Men of Iron
In significant ways, we still live in the post-9/11 era. Islamic extremists plot against the United States, national-security policy dominates public debate, and foreign leaders wag their fingers at the American president. Yet while overseas threats and much of George W. Bush’s response to them are still with us, the war on terror in 2013 does not feel like it did in 2003. Why?
The answer can be found on nearly every page of Peter Baker’s splendid Days of Fire: Bush and Cheney in the White House. The George W. Bush presidency was absorbed by the threat of real-world evil in a way that now—only five years into another administration—seems irretrievably remote. Three days after 9/11, as Baker recalls, Bush spoke at Washington National Cathedral: “Our responsibility to history is already clear,” he said, “to answer these attacks and rid the world of evil.” If this was hyperbole, it was just barely so. Baker’s accomplishment is in evenly relating both the perils and the triumphs that came from mobilizing American power in service of such a grand mission.

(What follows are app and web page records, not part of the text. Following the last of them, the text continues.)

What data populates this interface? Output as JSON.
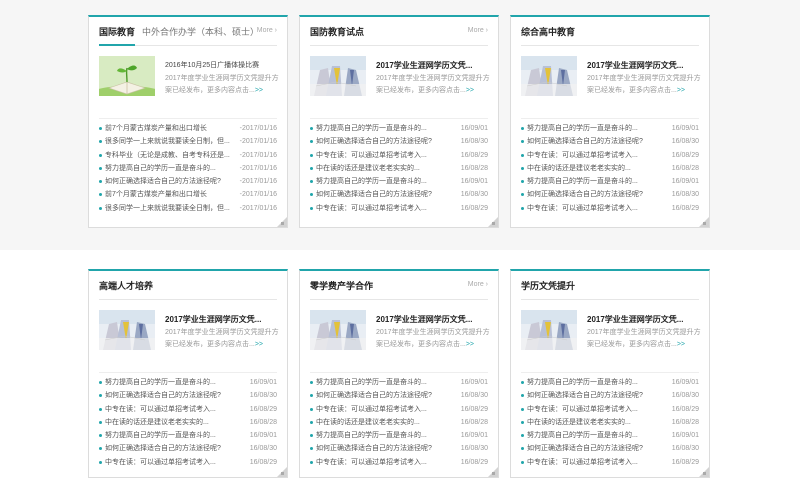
{
  "cards": [
    {
      "tabs": [
        "国际教育",
        "中外合作办学（本科、硕士）"
      ],
      "more": "More",
      "feature": {
        "date": "2016年10月25日广播体操比赛",
        "desc": "2017年度学业生涯网学历文凭提升方案已经发布，更多内容点击...",
        "more": ">>"
      },
      "items": [
        {
          "text": "前7个月蒙古煤炭产量和出口增长",
          "date": "-2017/01/16"
        },
        {
          "text": "很多同学一上来就说我要读全日制，但...",
          "date": "-2017/01/16"
        },
        {
          "text": "专科毕业（无论是成教、自考专科还是...",
          "date": "-2017/01/16"
        },
        {
          "text": "努力提高自己的学历一直是奋斗的...",
          "date": "-2017/01/16"
        },
        {
          "text": "如何正确选择适合自己的方法途径呢?",
          "date": "-2017/01/16"
        },
        {
          "text": "前7个月蒙古煤炭产量和出口增长",
          "date": "-2017/01/16"
        },
        {
          "text": "很多同学一上来就说我要读全日制，但...",
          "date": "-2017/01/16"
        }
      ]
    },
    {
      "title": "国防教育试点",
      "more": "More",
      "feature": {
        "title": "2017学业生涯网学历文凭...",
        "desc": "2017年度学业生涯网学历文凭提升方案已经发布，更多内容点击...",
        "more": ">>"
      },
      "items": [
        {
          "text": "努力提高自己的学历一直是奋斗的...",
          "date": "16/09/01"
        },
        {
          "text": "如何正确选择适合自己的方法途径呢?",
          "date": "16/08/30"
        },
        {
          "text": "中专在读：可以通过单招考试考入...",
          "date": "16/08/29"
        },
        {
          "text": "中在读的话还是建议老老实实的...",
          "date": "16/08/28"
        },
        {
          "text": "努力提高自己的学历一直是奋斗的...",
          "date": "16/09/01"
        },
        {
          "text": "如何正确选择适合自己的方法途径呢?",
          "date": "16/08/30"
        },
        {
          "text": "中专在读：可以通过单招考试考入...",
          "date": "16/08/29"
        }
      ]
    },
    {
      "title": "综合高中教育",
      "feature": {
        "title": "2017学业生涯网学历文凭...",
        "desc": "2017年度学业生涯网学历文凭提升方案已经发布，更多内容点击...",
        "more": ">>"
      },
      "items": [
        {
          "text": "努力提高自己的学历一直是奋斗的...",
          "date": "16/09/01"
        },
        {
          "text": "如何正确选择适合自己的方法途径呢?",
          "date": "16/08/30"
        },
        {
          "text": "中专在读：可以通过单招考试考入...",
          "date": "16/08/29"
        },
        {
          "text": "中在读的话还是建议老老实实的...",
          "date": "16/08/28"
        },
        {
          "text": "努力提高自己的学历一直是奋斗的...",
          "date": "16/09/01"
        },
        {
          "text": "如何正确选择适合自己的方法途径呢?",
          "date": "16/08/30"
        },
        {
          "text": "中专在读：可以通过单招考试考入...",
          "date": "16/08/29"
        }
      ]
    },
    {
      "title": "高端人才培养",
      "feature": {
        "title": "2017学业生涯网学历文凭...",
        "desc": "2017年度学业生涯网学历文凭提升方案已经发布，更多内容点击...",
        "more": ">>"
      },
      "items": [
        {
          "text": "努力提高自己的学历一直是奋斗的...",
          "date": "16/09/01"
        },
        {
          "text": "如何正确选择适合自己的方法途径呢?",
          "date": "16/08/30"
        },
        {
          "text": "中专在读：可以通过单招考试考入...",
          "date": "16/08/29"
        },
        {
          "text": "中在读的话还是建议老老实实的...",
          "date": "16/08/28"
        },
        {
          "text": "努力提高自己的学历一直是奋斗的...",
          "date": "16/09/01"
        },
        {
          "text": "如何正确选择适合自己的方法途径呢?",
          "date": "16/08/30"
        },
        {
          "text": "中专在读：可以通过单招考试考入...",
          "date": "16/08/29"
        }
      ]
    },
    {
      "title": "零学费产学合作",
      "more": "More",
      "feature": {
        "title": "2017学业生涯网学历文凭...",
        "desc": "2017年度学业生涯网学历文凭提升方案已经发布，更多内容点击...",
        "more": ">>"
      },
      "items": [
        {
          "text": "努力提高自己的学历一直是奋斗的...",
          "date": "16/09/01"
        },
        {
          "text": "如何正确选择适合自己的方法途径呢?",
          "date": "16/08/30"
        },
        {
          "text": "中专在读：可以通过单招考试考入...",
          "date": "16/08/29"
        },
        {
          "text": "中在读的话还是建议老老实实的...",
          "date": "16/08/28"
        },
        {
          "text": "努力提高自己的学历一直是奋斗的...",
          "date": "16/09/01"
        },
        {
          "text": "如何正确选择适合自己的方法途径呢?",
          "date": "16/08/30"
        },
        {
          "text": "中专在读：可以通过单招考试考入...",
          "date": "16/08/29"
        }
      ]
    },
    {
      "title": "学历文凭提升",
      "feature": {
        "title": "2017学业生涯网学历文凭...",
        "desc": "2017年度学业生涯网学历文凭提升方案已经发布，更多内容点击...",
        "more": ">>"
      },
      "items": [
        {
          "text": "努力提高自己的学历一直是奋斗的...",
          "date": "16/09/01"
        },
        {
          "text": "如何正确选择适合自己的方法途径呢?",
          "date": "16/08/30"
        },
        {
          "text": "中专在读：可以通过单招考试考入...",
          "date": "16/08/29"
        },
        {
          "text": "中在读的话还是建议老老实实的...",
          "date": "16/08/28"
        },
        {
          "text": "努力提高自己的学历一直是奋斗的...",
          "date": "16/09/01"
        },
        {
          "text": "如何正确选择适合自己的方法途径呢?",
          "date": "16/08/30"
        },
        {
          "text": "中专在读：可以通过单招考试考入...",
          "date": "16/08/29"
        }
      ]
    }
  ],
  "colors": {
    "accent": "#21a5ab"
  }
}
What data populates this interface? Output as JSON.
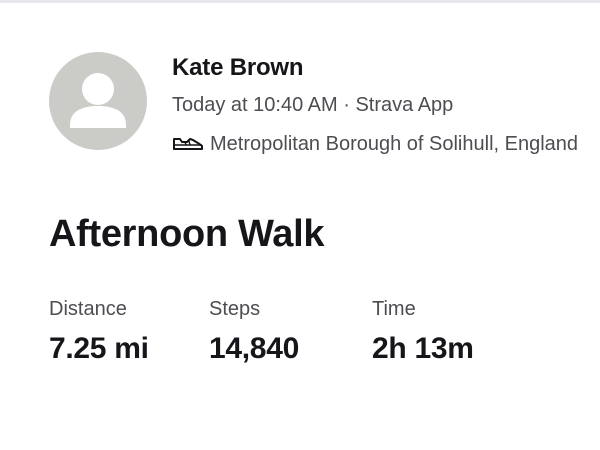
{
  "athlete": {
    "name": "Kate Brown",
    "avatar_icon": "person-placeholder-icon"
  },
  "activity": {
    "meta": "Today at 10:40 AM · Strava App",
    "sport_icon": "shoe-icon",
    "location": "Metropolitan Borough of Solihull, England",
    "title": "Afternoon Walk"
  },
  "stats": [
    {
      "label": "Distance",
      "value": "7.25 mi"
    },
    {
      "label": "Steps",
      "value": "14,840"
    },
    {
      "label": "Time",
      "value": "2h 13m"
    }
  ],
  "colors": {
    "text_primary": "#16161a",
    "text_secondary": "#4d4d52",
    "avatar_bg": "#cbcbc8"
  }
}
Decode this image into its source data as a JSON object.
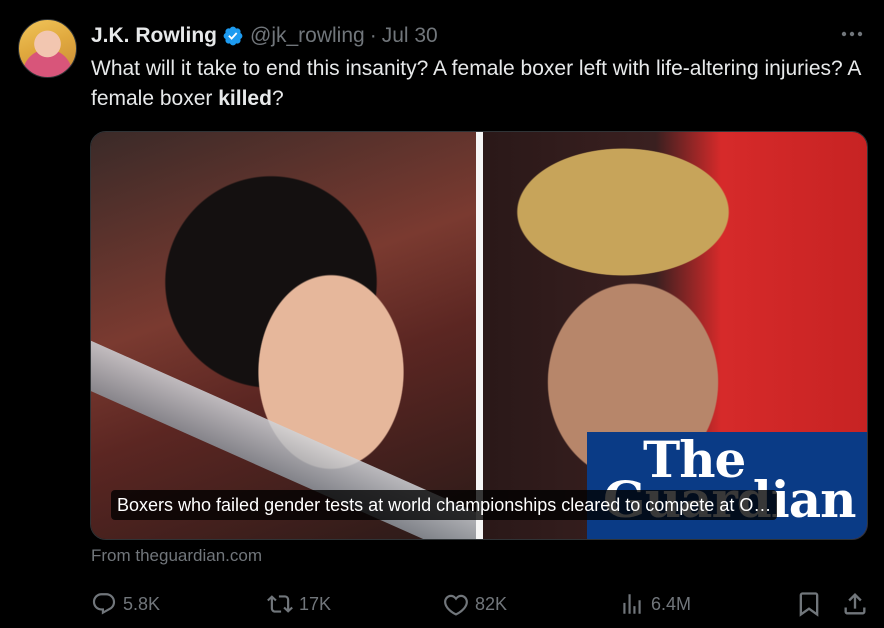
{
  "author": {
    "name": "J.K. Rowling",
    "handle": "@jk_rowling",
    "separator": "·",
    "date": "Jul 30"
  },
  "tweet": {
    "text_part1": "What will it take to end this insanity? A  female boxer left with life-altering injuries? A female boxer ",
    "text_bold": "killed",
    "text_part2": "?"
  },
  "card": {
    "logo_line1": "The",
    "logo_line2": "Guardian",
    "caption": "Boxers who failed gender tests at world championships cleared to compete at O…",
    "source": "From theguardian.com"
  },
  "actions": {
    "reply_count": "5.8K",
    "retweet_count": "17K",
    "like_count": "82K",
    "views_count": "6.4M"
  },
  "icons": {
    "verified": "verified-badge-icon",
    "more": "more-options-icon",
    "reply": "reply-icon",
    "retweet": "retweet-icon",
    "like": "heart-icon",
    "views": "views-icon",
    "bookmark": "bookmark-icon",
    "share": "share-icon"
  },
  "colors": {
    "background": "#000000",
    "text": "#e7e9ea",
    "muted": "#71767b",
    "verified": "#1d9bf0",
    "guardian_blue": "#0a3b86"
  }
}
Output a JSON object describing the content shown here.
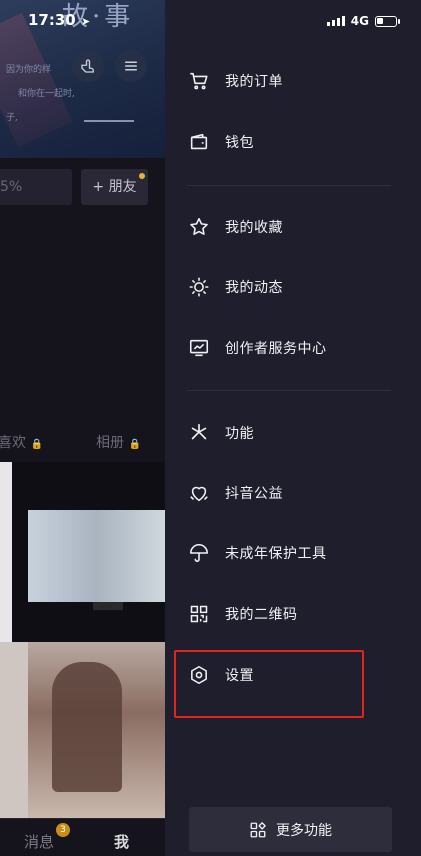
{
  "status_bar": {
    "time": "17:30",
    "network": "4G"
  },
  "background": {
    "cover_title": "故·事",
    "cover_lines": [
      "因为你的样",
      "和你在一起时,",
      "子,"
    ],
    "stat_value": "5%",
    "friend_button": "+ 朋友",
    "tabs": {
      "likes": "喜欢",
      "albums": "相册"
    },
    "nav": {
      "messages": "消息",
      "messages_badge": "3",
      "me": "我"
    }
  },
  "menu": {
    "items": [
      {
        "label": "我的订单",
        "icon": "cart-icon"
      },
      {
        "label": "钱包",
        "icon": "wallet-icon"
      },
      {
        "label": "我的收藏",
        "icon": "star-icon"
      },
      {
        "label": "我的动态",
        "icon": "sun-icon"
      },
      {
        "label": "创作者服务中心",
        "icon": "chart-screen-icon"
      },
      {
        "label": "功能",
        "icon": "sparkle-icon"
      },
      {
        "label": "抖音公益",
        "icon": "heart-hands-icon"
      },
      {
        "label": "未成年保护工具",
        "icon": "umbrella-icon"
      },
      {
        "label": "我的二维码",
        "icon": "qrcode-icon"
      },
      {
        "label": "设置",
        "icon": "hexagon-settings-icon"
      }
    ],
    "more_button": "更多功能"
  },
  "colors": {
    "drawer_bg": "#1f1e2d",
    "highlight_border": "#e3231e",
    "badge": "#cc8d17"
  }
}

Indeed, that this book cannot be used as a partisan weapon is almost as foreign as Bush’s black-and-white response to terrorism.
About the Author
Abe Greenwald is senior editor of Commentary.